Source records
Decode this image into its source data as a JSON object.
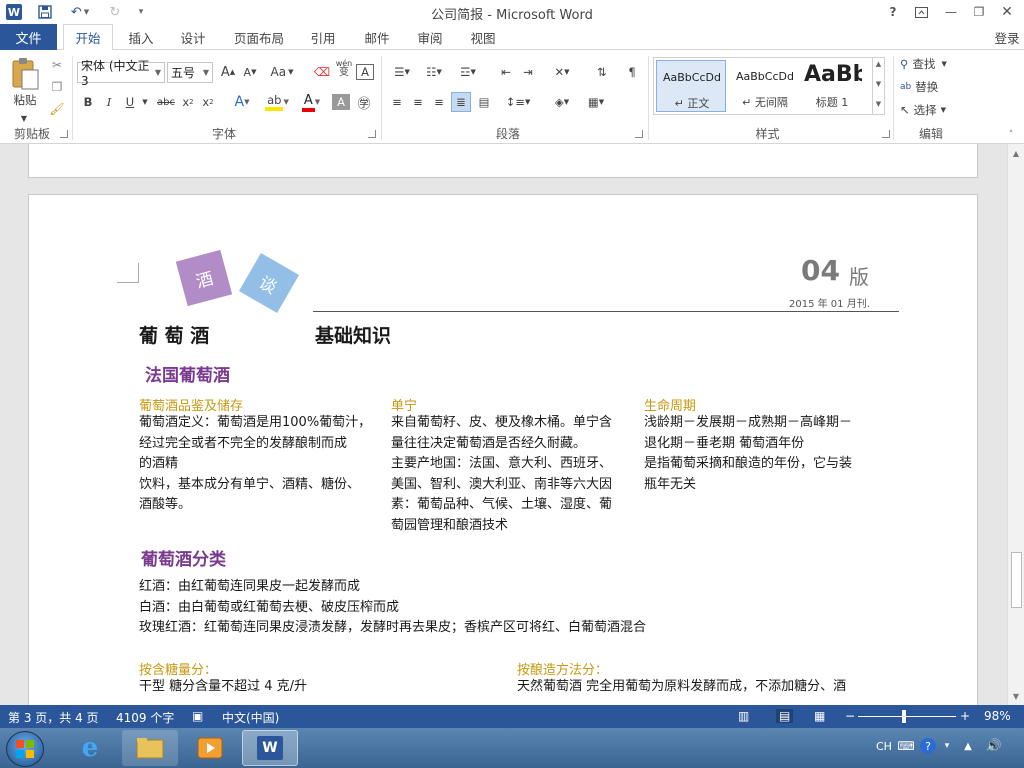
{
  "window": {
    "title": "公司简报 - Microsoft Word",
    "signin": "登录",
    "help": "?"
  },
  "tabs": {
    "file": "文件",
    "items": [
      "开始",
      "插入",
      "设计",
      "页面布局",
      "引用",
      "邮件",
      "审阅",
      "视图"
    ],
    "active": "开始"
  },
  "ribbon": {
    "clipboard": {
      "paste": "粘贴",
      "group": "剪贴板"
    },
    "font": {
      "name": "宋体 (中文正3",
      "size": "五号",
      "aa": "Aa",
      "wen": "wén",
      "a_box": "A",
      "group": "字体"
    },
    "paragraph": {
      "group": "段落"
    },
    "styles": {
      "group": "样式",
      "items": [
        {
          "sample": "AaBbCcDd",
          "name": "↵ 正文"
        },
        {
          "sample": "AaBbCcDd",
          "name": "↵ 无间隔"
        },
        {
          "sample": "AaBb",
          "name": "标题 1"
        }
      ]
    },
    "editing": {
      "find": "查找",
      "replace": "替换",
      "select": "选择",
      "group": "编辑"
    }
  },
  "document": {
    "badge1": "酒",
    "badge2": "谈",
    "issue_num": "04",
    "issue_suffix": "版",
    "date": "2015 年 01 月刊.",
    "heading_left": "葡 萄 酒",
    "heading_right": "基础知识",
    "section1": "法国葡萄酒",
    "col1_title": "葡萄酒品鉴及储存",
    "col1_lines": [
      "葡萄酒定义：葡萄酒是用100%葡萄汁，",
      "经过完全或者不完全的发酵酿制而成",
      "的酒精",
      "饮料，基本成分有单宁、酒精、糖份、",
      "酒酸等。"
    ],
    "col2_title": "单宁",
    "col2_lines": [
      "来自葡萄籽、皮、梗及橡木桶。单宁含",
      "量往往决定葡萄酒是否经久耐藏。",
      "主要产地国：法国、意大利、西班牙、",
      "美国、智利、澳大利亚、南非等六大因",
      "素：葡萄品种、气候、土壤、湿度、葡",
      "萄园管理和酿酒技术"
    ],
    "col3_title": "生命周期",
    "col3_lines": [
      "浅龄期－发展期－成熟期－高峰期－",
      "退化期－垂老期 葡萄酒年份",
      "是指葡萄采摘和酿造的年份，它与装",
      "瓶年无关"
    ],
    "section2": "葡萄酒分类",
    "class_lines": [
      "红酒：由红葡萄连同果皮一起发酵而成",
      "白酒：由白葡萄或红葡萄去梗、破皮压榨而成",
      "玫瑰红酒：红葡萄连同果皮浸渍发酵，发酵时再去果皮；香槟产区可将红、白葡萄酒混合"
    ],
    "sugar_title": "按含糖量分：",
    "sugar_line1": "干型  糖分含量不超过 4 克/升",
    "method_title": "按酿造方法分：",
    "method_line1": "天然葡萄酒  完全用葡萄为原料发酵而成，不添加糖分、酒"
  },
  "status": {
    "page": "第 3 页，共 4 页",
    "words": "4109 个字",
    "lang": "中文(中国)",
    "zoom": "98%"
  },
  "taskbar": {
    "ime": "CH"
  },
  "colors": {
    "accent": "#2b579a",
    "heading_purple": "#7a3a8e",
    "subtitle_gold": "#c79a12",
    "badge1": "#b18cc6",
    "badge2": "#93bfe6"
  }
}
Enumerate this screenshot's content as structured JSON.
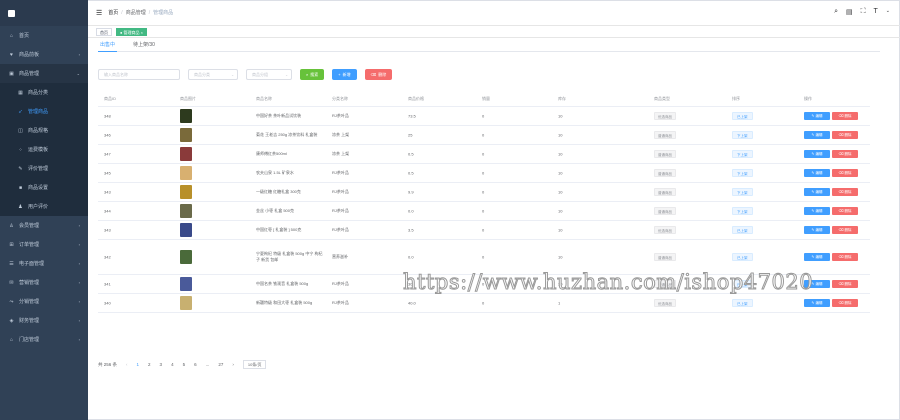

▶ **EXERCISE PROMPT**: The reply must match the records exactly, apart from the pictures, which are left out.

▶ **WORKED SOLUTION**:
Decode this image into its source data as a JSON object.
{
  "window": {
    "title": "公司简报 - Microsoft Word",
    "signin": "登录",
    "help": "?"
  },
  "tabs": {
    "file": "文件",
    "items": [
      "开始",
      "插入",
      "设计",
      "页面布局",
      "引用",
      "邮件",
      "审阅",
      "视图"
    ],
    "active": "开始"
  },
  "ribbon": {
    "clipboard": {
      "paste": "粘贴",
      "group": "剪贴板"
    },
    "font": {
      "name": "宋体 (中文正3",
      "size": "五号",
      "aa": "Aa",
      "wen": "wén",
      "a_box": "A",
      "group": "字体"
    },
    "paragraph": {
      "group": "段落"
    },
    "styles": {
      "group": "样式",
      "items": [
        {
          "sample": "AaBbCcDd",
          "name": "↵ 正文"
        },
        {
          "sample": "AaBbCcDd",
          "name": "↵ 无间隔"
        },
        {
          "sample": "AaBb",
          "name": "标题 1"
        }
      ]
    },
    "editing": {
      "find": "查找",
      "replace": "替换",
      "select": "选择",
      "group": "编辑"
    }
  },
  "document": {
    "badge1": "酒",
    "badge2": "谈",
    "issue_num": "04",
    "issue_suffix": "版",
    "date": "2015 年 01 月刊.",
    "heading_left": "葡 萄 酒",
    "heading_right": "基础知识",
    "section1": "法国葡萄酒",
    "col1_title": "葡萄酒品鉴及储存",
    "col1_lines": [
      "葡萄酒定义：葡萄酒是用100%葡萄汁，",
      "经过完全或者不完全的发酵酿制而成",
      "的酒精",
      "饮料，基本成分有单宁、酒精、糖份、",
      "酒酸等。"
    ],
    "col2_title": "单宁",
    "col2_lines": [
      "来自葡萄籽、皮、梗及橡木桶。单宁含",
      "量往往决定葡萄酒是否经久耐藏。",
      "主要产地国：法国、意大利、西班牙、",
      "美国、智利、澳大利亚、南非等六大因",
      "素：葡萄品种、气候、土壤、湿度、葡",
      "萄园管理和酿酒技术"
    ],
    "col3_title": "生命周期",
    "col3_lines": [
      "浅龄期－发展期－成熟期－高峰期－",
      "退化期－垂老期 葡萄酒年份",
      "是指葡萄采摘和酿造的年份，它与装",
      "瓶年无关"
    ],
    "section2": "葡萄酒分类",
    "class_lines": [
      "红酒：由红葡萄连同果皮一起发酵而成",
      "白酒：由白葡萄或红葡萄去梗、破皮压榨而成",
      "玫瑰红酒：红葡萄连同果皮浸渍发酵，发酵时再去果皮；香槟产区可将红、白葡萄酒混合"
    ],
    "sugar_title": "按含糖量分：",
    "sugar_line1": "干型  糖分含量不超过 4 克/升",
    "method_title": "按酿造方法分：",
    "method_line1": "天然葡萄酒  完全用葡萄为原料发酵而成，不添加糖分、酒"
  },
  "status": {
    "page": "第 3 页，共 4 页",
    "words": "4109 个字",
    "lang": "中文(中国)",
    "zoom": "98%"
  },
  "taskbar": {
    "ime": "CH"
  },
  "colors": {
    "accent": "#2b579a",
    "heading_purple": "#7a3a8e",
    "subtitle_gold": "#c79a12",
    "badge1": "#b18cc6",
    "badge2": "#93bfe6"
  }
}
Enumerate this screenshot's content as structured JSON.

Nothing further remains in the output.